Juliana Hsuan is married and has two step children. She enjoys traveling, fishing and hiking in the nature.
See a presentation of Juliana Hsuan’s research.
An entrepreneurial academic leaves London School of Economics and Political Science for CBS
Photo: Ulrikke Klaiber
Tom Kirchmaier, Professor with special responsibilities at the Department of International Economics & Management
After years at London School of Economics and Political Science, Tom Kirchmaier has chosen to work at CBS. He has known CBS for many years and has always enjoyed conferences and seminars in Copenhagen as the university has a very nice debate culture as well as very interesting people around, he explains.
Tom Kirchmaier is described as leading in his field and will be professor with special responsibilities at the Center for Corporate Governance, the Department of International Economics & Management, from September 2017. The professorship has been created partly with funding from the project ”Nordic Finance and the Good Society” (http://www.nfgs.dk/). Tom Kirchmaier leaves the position as Deputy Director at Corporate Governance, London School of Economics and Political Science.
Much of his work about corporate governance focuses on boards and in particular gender issues in addition to questions about law and economics.

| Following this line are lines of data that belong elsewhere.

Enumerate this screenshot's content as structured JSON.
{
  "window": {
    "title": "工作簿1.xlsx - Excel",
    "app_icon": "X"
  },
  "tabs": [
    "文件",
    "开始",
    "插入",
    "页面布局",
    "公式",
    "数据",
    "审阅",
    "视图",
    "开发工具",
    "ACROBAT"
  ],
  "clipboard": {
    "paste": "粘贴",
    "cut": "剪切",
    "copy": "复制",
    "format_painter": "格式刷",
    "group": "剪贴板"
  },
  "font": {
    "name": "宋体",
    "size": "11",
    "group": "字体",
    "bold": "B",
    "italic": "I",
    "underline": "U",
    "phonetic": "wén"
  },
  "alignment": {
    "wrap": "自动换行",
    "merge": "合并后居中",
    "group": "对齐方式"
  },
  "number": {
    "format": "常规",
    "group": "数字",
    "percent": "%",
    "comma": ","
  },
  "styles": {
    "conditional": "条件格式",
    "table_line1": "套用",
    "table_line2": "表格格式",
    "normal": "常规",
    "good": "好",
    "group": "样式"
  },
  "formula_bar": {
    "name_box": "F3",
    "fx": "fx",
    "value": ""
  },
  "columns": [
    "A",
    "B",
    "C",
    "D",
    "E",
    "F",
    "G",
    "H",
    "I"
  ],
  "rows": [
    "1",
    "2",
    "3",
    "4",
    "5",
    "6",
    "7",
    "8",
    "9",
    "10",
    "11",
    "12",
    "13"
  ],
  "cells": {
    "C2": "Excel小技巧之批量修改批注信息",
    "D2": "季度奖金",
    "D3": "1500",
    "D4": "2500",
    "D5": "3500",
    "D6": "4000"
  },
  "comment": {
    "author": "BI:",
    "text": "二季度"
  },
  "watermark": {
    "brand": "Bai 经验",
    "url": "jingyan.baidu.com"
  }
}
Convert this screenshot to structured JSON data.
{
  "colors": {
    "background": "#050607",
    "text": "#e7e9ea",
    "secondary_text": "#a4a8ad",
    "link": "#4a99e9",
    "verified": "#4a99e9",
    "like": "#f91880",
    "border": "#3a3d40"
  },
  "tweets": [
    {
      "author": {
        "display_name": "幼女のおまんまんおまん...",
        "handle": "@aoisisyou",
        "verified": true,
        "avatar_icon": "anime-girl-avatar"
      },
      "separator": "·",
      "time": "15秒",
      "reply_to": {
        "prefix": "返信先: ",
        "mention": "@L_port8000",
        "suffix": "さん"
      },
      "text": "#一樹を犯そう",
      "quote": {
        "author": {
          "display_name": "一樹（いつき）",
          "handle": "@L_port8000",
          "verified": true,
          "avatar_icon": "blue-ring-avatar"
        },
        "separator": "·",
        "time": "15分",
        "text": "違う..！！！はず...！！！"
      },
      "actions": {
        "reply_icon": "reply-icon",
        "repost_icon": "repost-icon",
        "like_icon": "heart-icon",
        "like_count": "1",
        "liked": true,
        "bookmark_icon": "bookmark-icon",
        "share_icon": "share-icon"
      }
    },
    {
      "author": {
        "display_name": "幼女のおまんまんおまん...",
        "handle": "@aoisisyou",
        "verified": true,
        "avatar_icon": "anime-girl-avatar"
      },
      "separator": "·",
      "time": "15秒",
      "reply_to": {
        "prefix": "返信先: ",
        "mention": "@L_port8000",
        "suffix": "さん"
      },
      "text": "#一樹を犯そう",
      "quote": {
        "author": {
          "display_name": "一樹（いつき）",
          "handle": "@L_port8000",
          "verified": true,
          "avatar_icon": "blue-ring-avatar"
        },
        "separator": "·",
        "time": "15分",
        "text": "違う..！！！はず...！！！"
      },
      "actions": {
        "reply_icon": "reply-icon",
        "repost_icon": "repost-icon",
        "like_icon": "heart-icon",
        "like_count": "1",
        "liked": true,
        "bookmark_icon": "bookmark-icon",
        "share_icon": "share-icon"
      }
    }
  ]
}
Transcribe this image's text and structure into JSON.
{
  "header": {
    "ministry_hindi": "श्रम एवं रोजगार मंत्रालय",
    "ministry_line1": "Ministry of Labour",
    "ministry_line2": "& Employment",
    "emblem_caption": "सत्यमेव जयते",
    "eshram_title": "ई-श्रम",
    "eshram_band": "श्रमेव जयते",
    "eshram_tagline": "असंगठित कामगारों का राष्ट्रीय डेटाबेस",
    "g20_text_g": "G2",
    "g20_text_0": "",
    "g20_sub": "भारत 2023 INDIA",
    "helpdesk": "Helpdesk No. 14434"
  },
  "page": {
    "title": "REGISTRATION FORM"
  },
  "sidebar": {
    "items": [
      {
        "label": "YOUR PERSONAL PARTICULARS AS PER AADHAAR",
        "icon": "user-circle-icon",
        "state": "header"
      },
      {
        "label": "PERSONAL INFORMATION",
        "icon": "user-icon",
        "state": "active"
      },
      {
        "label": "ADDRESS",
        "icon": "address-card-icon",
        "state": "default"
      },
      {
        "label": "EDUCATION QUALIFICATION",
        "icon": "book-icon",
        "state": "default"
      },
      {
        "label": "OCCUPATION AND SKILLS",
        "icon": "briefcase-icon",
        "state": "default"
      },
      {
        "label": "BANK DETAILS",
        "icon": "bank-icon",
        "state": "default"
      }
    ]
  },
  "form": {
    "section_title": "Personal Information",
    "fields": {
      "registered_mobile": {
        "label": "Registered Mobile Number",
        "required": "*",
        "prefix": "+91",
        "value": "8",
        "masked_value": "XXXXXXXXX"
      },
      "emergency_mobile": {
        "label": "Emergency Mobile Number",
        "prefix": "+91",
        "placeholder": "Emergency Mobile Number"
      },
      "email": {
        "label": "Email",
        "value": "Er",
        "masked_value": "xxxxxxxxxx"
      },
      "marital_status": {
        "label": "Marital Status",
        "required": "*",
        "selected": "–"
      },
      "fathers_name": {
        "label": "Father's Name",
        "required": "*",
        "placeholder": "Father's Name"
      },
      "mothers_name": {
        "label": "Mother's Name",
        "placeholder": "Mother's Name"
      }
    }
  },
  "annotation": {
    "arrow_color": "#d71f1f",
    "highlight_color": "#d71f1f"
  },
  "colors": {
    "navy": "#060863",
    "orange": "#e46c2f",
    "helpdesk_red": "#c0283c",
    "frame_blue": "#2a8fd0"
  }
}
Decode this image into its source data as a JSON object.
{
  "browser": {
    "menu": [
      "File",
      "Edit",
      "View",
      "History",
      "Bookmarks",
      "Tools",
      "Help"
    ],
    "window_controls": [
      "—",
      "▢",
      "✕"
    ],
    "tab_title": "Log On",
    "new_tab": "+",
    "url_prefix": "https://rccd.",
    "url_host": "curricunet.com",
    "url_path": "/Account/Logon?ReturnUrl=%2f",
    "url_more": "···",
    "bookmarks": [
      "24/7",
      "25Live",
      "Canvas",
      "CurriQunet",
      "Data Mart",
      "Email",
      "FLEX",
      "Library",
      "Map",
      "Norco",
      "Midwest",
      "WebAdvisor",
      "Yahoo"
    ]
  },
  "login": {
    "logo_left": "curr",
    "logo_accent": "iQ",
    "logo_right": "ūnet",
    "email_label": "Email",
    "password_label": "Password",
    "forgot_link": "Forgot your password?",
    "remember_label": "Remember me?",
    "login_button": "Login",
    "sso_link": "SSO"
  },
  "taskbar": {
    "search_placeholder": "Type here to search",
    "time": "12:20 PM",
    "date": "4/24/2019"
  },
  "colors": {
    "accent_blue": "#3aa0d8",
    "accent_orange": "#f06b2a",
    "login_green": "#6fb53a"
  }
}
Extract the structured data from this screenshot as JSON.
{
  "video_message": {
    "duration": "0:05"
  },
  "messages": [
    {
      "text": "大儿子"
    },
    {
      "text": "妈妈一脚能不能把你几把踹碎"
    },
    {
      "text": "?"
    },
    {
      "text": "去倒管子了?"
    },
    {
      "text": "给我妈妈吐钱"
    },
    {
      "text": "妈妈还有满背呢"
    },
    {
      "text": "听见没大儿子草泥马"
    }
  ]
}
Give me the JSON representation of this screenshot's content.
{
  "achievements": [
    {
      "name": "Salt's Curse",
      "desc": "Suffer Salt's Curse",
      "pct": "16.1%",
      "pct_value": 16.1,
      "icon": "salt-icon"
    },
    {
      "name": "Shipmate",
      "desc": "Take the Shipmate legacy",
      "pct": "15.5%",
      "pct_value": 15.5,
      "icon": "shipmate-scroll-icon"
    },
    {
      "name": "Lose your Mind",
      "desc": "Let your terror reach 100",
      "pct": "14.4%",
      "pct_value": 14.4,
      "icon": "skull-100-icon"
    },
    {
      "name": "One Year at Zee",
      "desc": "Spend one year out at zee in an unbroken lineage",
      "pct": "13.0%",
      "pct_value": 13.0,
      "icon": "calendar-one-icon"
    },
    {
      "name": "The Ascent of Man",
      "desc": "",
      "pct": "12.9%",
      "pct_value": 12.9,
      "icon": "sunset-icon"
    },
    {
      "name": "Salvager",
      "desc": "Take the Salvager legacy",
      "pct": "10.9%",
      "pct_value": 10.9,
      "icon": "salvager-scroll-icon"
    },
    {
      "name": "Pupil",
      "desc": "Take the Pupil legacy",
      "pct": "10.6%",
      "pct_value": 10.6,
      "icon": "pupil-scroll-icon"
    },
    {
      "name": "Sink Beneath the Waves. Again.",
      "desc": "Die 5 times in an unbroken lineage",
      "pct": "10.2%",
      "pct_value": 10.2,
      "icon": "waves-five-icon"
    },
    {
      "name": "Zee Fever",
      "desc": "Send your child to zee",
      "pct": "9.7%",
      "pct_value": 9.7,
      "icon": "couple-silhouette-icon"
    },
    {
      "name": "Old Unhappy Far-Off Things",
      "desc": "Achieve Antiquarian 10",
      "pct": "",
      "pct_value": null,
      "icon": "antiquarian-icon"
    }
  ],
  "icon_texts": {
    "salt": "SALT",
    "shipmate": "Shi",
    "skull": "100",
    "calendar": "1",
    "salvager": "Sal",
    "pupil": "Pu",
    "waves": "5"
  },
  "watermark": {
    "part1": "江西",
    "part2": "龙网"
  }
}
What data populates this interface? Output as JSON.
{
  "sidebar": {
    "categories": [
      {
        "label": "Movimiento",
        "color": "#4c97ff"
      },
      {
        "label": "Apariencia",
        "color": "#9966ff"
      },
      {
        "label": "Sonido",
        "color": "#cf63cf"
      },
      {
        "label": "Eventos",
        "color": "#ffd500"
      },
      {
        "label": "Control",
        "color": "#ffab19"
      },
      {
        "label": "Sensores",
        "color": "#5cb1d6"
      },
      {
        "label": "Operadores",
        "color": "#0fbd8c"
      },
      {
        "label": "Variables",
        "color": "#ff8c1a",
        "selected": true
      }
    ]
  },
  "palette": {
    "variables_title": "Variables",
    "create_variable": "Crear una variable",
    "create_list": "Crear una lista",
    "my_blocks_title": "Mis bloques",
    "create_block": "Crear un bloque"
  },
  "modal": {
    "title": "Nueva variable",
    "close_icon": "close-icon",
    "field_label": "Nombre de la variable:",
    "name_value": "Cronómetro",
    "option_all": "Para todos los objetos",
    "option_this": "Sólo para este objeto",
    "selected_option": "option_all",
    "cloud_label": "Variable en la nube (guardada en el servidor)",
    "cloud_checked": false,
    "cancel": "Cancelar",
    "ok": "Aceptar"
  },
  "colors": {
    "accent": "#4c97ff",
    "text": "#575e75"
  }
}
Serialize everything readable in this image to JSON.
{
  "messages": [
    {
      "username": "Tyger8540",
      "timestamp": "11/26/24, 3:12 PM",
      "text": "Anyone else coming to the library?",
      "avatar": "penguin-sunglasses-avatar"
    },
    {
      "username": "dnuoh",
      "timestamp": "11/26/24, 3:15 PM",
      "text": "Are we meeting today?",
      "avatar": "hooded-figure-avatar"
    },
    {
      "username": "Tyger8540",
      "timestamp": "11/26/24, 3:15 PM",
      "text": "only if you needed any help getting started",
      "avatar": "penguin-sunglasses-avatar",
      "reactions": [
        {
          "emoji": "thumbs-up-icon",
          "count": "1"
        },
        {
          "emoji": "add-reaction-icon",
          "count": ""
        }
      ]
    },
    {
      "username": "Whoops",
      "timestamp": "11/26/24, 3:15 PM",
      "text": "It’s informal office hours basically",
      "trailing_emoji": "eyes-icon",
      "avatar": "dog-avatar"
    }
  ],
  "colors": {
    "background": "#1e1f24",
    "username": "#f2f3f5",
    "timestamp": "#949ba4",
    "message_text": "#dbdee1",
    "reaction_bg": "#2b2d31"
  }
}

In relation to the latter, he is working on a new index of shareholder rights. This should provide novel insights into the owners’ role in the performance of firms. More generally, he wants to focus on questions about innovation, funding of new opportunities provided by big data and the necessary firm restructuring. Moreover, he has built a unique dataset about the police that gives insights into optimal organisation structures and best practices in public protection.
Tom Kirchmaier calls himself ”an entrepreneurial academic”. For the first time, firms and public organisations have large amounts of longitudinal data available. Getting access to it requires years of investment into trust building. This sometimes works, and sometimes it does not, which makes it entrepreneurial.
Soon, he moves to Denmark with his family including three boys, so they will be busy discovering Denmark and Sweden. Personally, he will try himself on sailing again. A sport he likes but never had much chance practising because he grew up in Munich and then lived in London for 20 years.
See a presentation of Tom Kirchmaier’s research.